Over the days preceding, a physician colleague familiar with the legislation helped me find everything available about the medication options, how to prepare and take the medication, and what to expect. My worst nightmare was that something would go wrong at this critical moment in the life of Dr. B- and his family. I was reminded more potently than ever that this moment has an importance approaching that of birth, yet shepherding mothers and babies through that transition is performed by highly-trained clinicians. I was not alone, however, thanks to physicians in other states who had shared their knowledge through advocacy organizations. This was not something I could look up on UptoDate.
At the last minute, there was a surprise—the medication used most commonly for this purpose has been secobarbital, which would cost $3,700 because the manufacturer doubled the price one month after the physician aid-in-dying legislation was proposed in California. 1 I called a dozen pharmacies to see if any could compound a new regimen from Washington state consisting of high doses of diazepam, propranolol, and morphine powders, at a fraction of the cost of secobarbital. The pharmacies were as unprepared as I was for the practical requirements of this new law.
We decided to use secobarbital because it was more readily available.

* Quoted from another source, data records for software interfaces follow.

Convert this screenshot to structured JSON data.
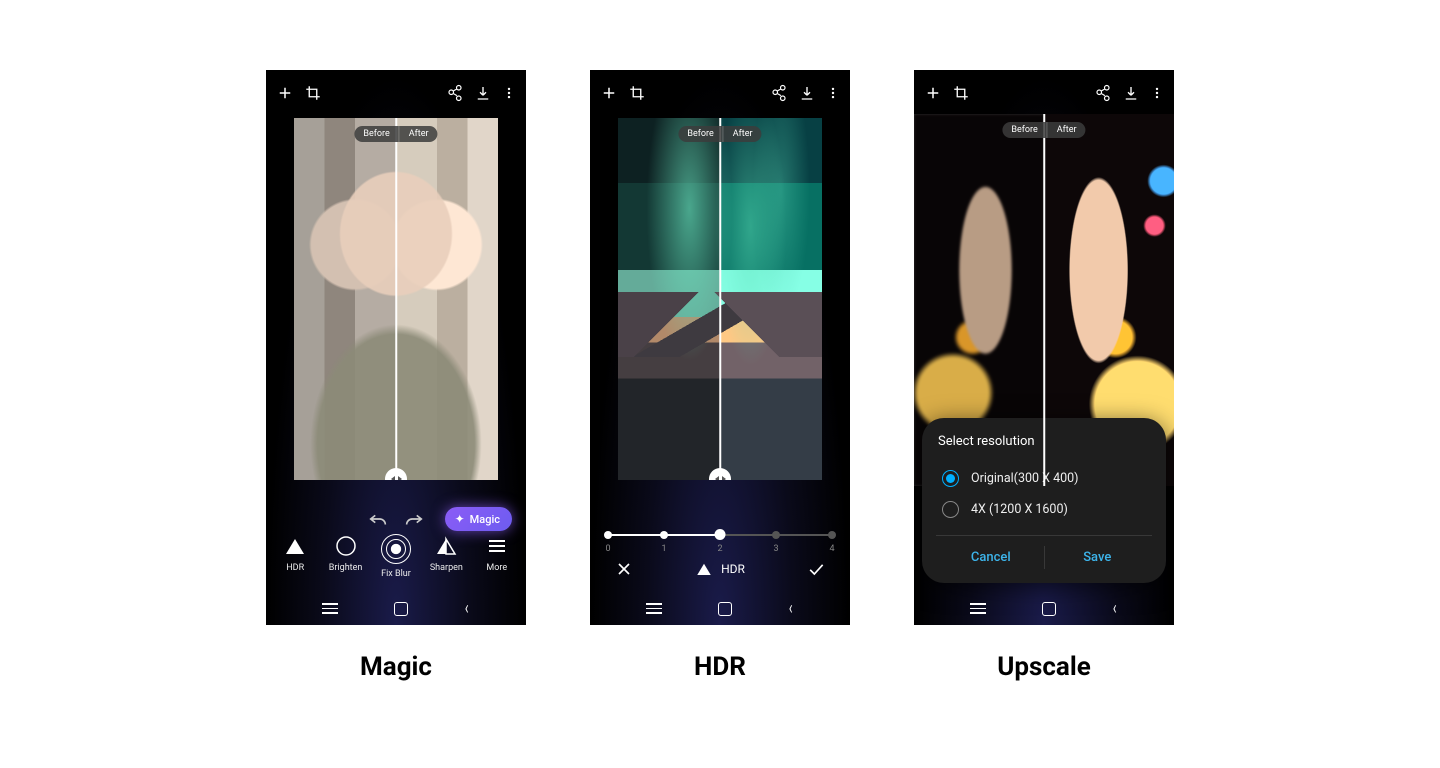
{
  "captions": {
    "magic": "Magic",
    "hdr": "HDR",
    "upscale": "Upscale"
  },
  "compare": {
    "before": "Before",
    "after": "After"
  },
  "magic_screen": {
    "button_label": "Magic",
    "tools": {
      "hdr": "HDR",
      "brighten": "Brighten",
      "fixblur": "Fix Blur",
      "sharpen": "Sharpen",
      "more": "More"
    }
  },
  "hdr_screen": {
    "label": "HDR",
    "ticks": {
      "t0": "0",
      "t1": "1",
      "t2": "2",
      "t3": "3",
      "t4": "4"
    },
    "value": 2
  },
  "upscale_screen": {
    "dialog_title": "Select resolution",
    "option_original": "Original(300 X 400)",
    "option_4x": "4X (1200 X 1600)",
    "cancel": "Cancel",
    "save": "Save"
  }
}
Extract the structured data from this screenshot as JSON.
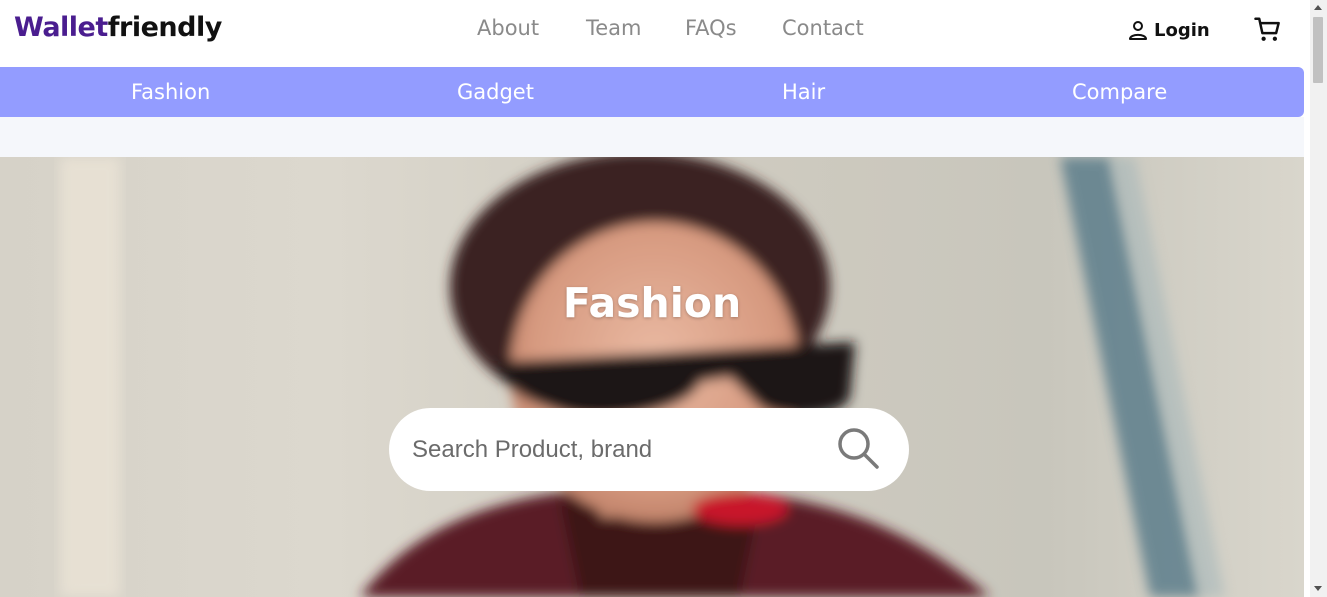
{
  "brand": {
    "part1": "Wallet",
    "part2": "friendly"
  },
  "top_nav": [
    {
      "label": "About"
    },
    {
      "label": "Team"
    },
    {
      "label": "FAQs"
    },
    {
      "label": "Contact"
    }
  ],
  "account": {
    "login_label": "Login"
  },
  "categories": [
    {
      "label": "Fashion"
    },
    {
      "label": "Gadget"
    },
    {
      "label": "Hair"
    },
    {
      "label": "Compare"
    }
  ],
  "hero": {
    "title": "Fashion",
    "search_placeholder": "Search Product, brand"
  },
  "colors": {
    "brand_purple": "#4a1d8f",
    "category_bar": "#939cff",
    "nav_text": "#8a8a8a"
  },
  "icons": {
    "login": "user-icon",
    "cart": "cart-icon",
    "search": "search-icon"
  }
}
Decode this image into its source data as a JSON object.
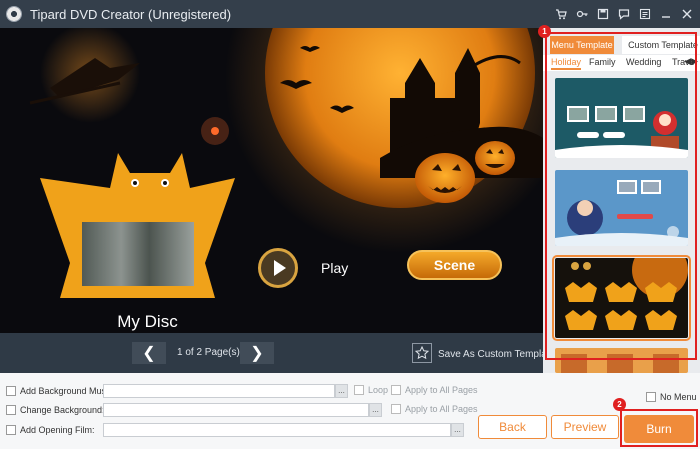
{
  "window": {
    "title": "Tipard DVD Creator (Unregistered)"
  },
  "titlebar_icons": [
    "cart-icon",
    "key-icon",
    "save-icon",
    "feedback-icon",
    "menu-icon",
    "minimize-icon",
    "close-icon"
  ],
  "preview": {
    "disc_title": "My Disc",
    "play_label": "Play",
    "scene_label": "Scene"
  },
  "pager": {
    "page_text": "1 of 2 Page(s)",
    "save_template": "Save As Custom Template"
  },
  "template_panel": {
    "tabs": [
      "Menu Template",
      "Custom Template"
    ],
    "categories": [
      "Holiday",
      "Family",
      "Wedding",
      "Trave"
    ],
    "active_category": "Holiday",
    "selected_index": 2
  },
  "options": {
    "bg_music": "Add Background Music:",
    "loop": "Loop",
    "apply_all_1": "Apply to All Pages",
    "change_bg": "Change Background:",
    "apply_all_2": "Apply to All Pages",
    "opening_film": "Add Opening Film:",
    "no_menu": "No Menu",
    "browse": "..."
  },
  "buttons": {
    "back": "Back",
    "preview": "Preview",
    "burn": "Burn"
  },
  "callouts": {
    "one": "1",
    "two": "2"
  },
  "colors": {
    "accent": "#f08b3a",
    "highlight_red": "#e02020"
  }
}
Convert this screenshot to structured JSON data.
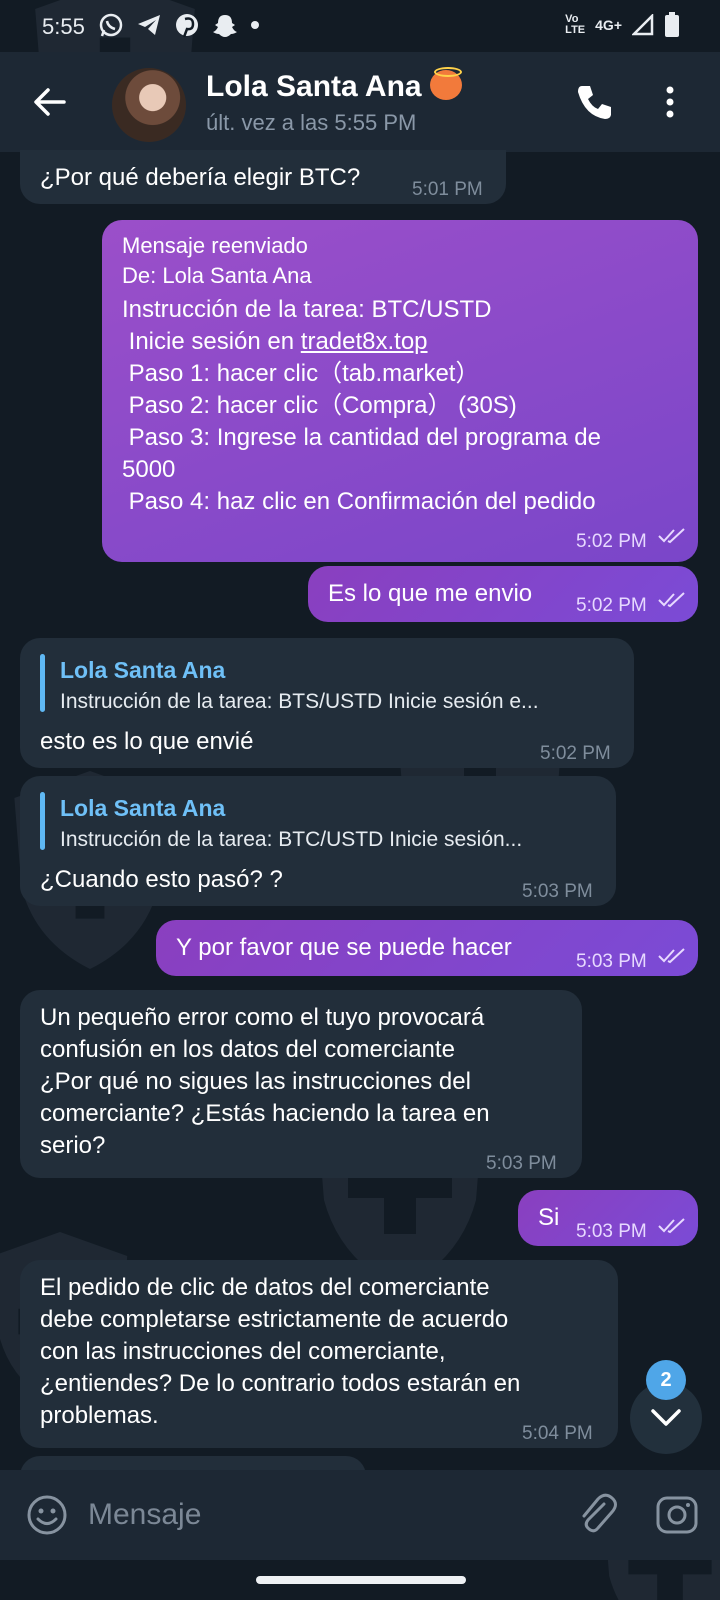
{
  "status_bar": {
    "time": "5:55",
    "volte": "Vo\nLTE",
    "network": "4G+"
  },
  "header": {
    "name": "Lola Santa Ana",
    "last_seen": "últ. vez a las 5:55 PM"
  },
  "messages": {
    "m1": {
      "text": "¿Por qué debería elegir BTC?",
      "time": "5:01 PM"
    },
    "m2": {
      "forward_label": "Mensaje reenviado",
      "forward_from": "De: Lola Santa Ana",
      "line1": "Instrucción de la tarea: BTC/USTD",
      "line2_prefix": " Inicie sesión en ",
      "line2_link": "tradet8x.top",
      "line3": " Paso 1: hacer clic（tab.market）",
      "line4": " Paso 2: hacer clic（Compra） (30S)",
      "line5a": " Paso 3: Ingrese la cantidad del programa de",
      "line5b": "5000",
      "line6": " Paso 4: haz clic en Confirmación del pedido",
      "time": "5:02 PM"
    },
    "m3": {
      "text": "Es lo que me envio",
      "time": "5:02 PM"
    },
    "m4": {
      "reply_name": "Lola Santa Ana",
      "reply_text": "Instrucción de la tarea: BTS/USTD  Inicie sesión e...",
      "text": "esto es lo que envié",
      "time": "5:02 PM"
    },
    "m5": {
      "reply_name": "Lola Santa Ana",
      "reply_text": "Instrucción de la tarea: BTC/USTD  Inicie sesión...",
      "text": "¿Cuando esto pasó? ?",
      "time": "5:03 PM"
    },
    "m6": {
      "text": "Y por favor que se puede hacer",
      "time": "5:03 PM"
    },
    "m7": {
      "l1": "Un pequeño error como el tuyo provocará",
      "l2": "confusión en los datos del comerciante",
      "l3": "¿Por qué no sigues las instrucciones del",
      "l4": "comerciante? ¿Estás haciendo la tarea en",
      "l5": "serio?",
      "time": "5:03 PM"
    },
    "m8": {
      "text": "Si",
      "time": "5:03 PM"
    },
    "m9": {
      "l1": "El pedido de clic de datos del comerciante",
      "l2": "debe completarse estrictamente de acuerdo",
      "l3": "con las instrucciones del comerciante,",
      "l4": "¿entiendes? De lo contrario todos estarán en",
      "l5": "problemas.",
      "time": "5:04 PM"
    }
  },
  "scroll_badge": "2",
  "input": {
    "placeholder": "Mensaje"
  },
  "colors": {
    "background": "#121b24",
    "header": "#1d2834",
    "incoming_bubble": "#222e3a",
    "outgoing_bubble": "#7b4bd6",
    "link_blue": "#6fc0f7",
    "badge": "#4fa6e8"
  },
  "icons": [
    "back-arrow-icon",
    "phone-icon",
    "more-vert-icon",
    "whatsapp-icon",
    "telegram-icon",
    "pinterest-icon",
    "snapchat-icon",
    "signal-icon",
    "battery-icon",
    "emoji-icon",
    "attach-icon",
    "camera-icon",
    "chevron-down-icon",
    "read-ticks-icon"
  ]
}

Dr. B-s son paid for it without telling his dad the cost, and drove an hour each way to the nearest pharmacy that could supply it within 48 hours. He then carefully cut and tapped out the powder from 100 capsules. If this seems like a painful burden to place on an already grieving family member, it is. But we were carried along by the Dr. B-’s determination to die in the way he believed best and his strength fortified us as we walked by his side.
On September 1st, Dr. B- refused his wheelchair, and propelled himself using a walker up a small hill from the skilled nursing facility to his apartment in the senior community. He did not wish to have any physician or hospice staff with him. His two sons and two brothers sat by his bedside when he swallowed the bitter powder in applesauce, drifted off into a coma in 10 minutes, and quietly ceased breathing two hours later. His son called me afterwards to let me know, and when I hung up the phone my eyes clouded with tears for the intense beauty and import of this moment
A month later, my own father died of brain cancer on a different continent, in a hospital because there is no palliative or hospice care where he lived. He was given high-flow oxygen and intravenous fluids when he had pneumonia and was unable to eat or drink in his last few days. I cried many different kinds of tears then, among them tears of frustration because he—and we family members—had so little say in his care over the last days of his life, and his physical suffering was deeper and lasted longer than it needed to.
While the physiology of birth and death is essentially unvarying, no two stories of birth or death are the same. Dr. B-’s is a story of a quietly brave man who asked for his right to die in his own way, and was heard and supported because the medical world is evolving, in some places at least. It is also a story of how a patient changed his physician—from one who would not stand in the way of a person’s right to end his life with medication, to one who could walk with him the whole way, using the tools of her profession to smooth his chosen path. 2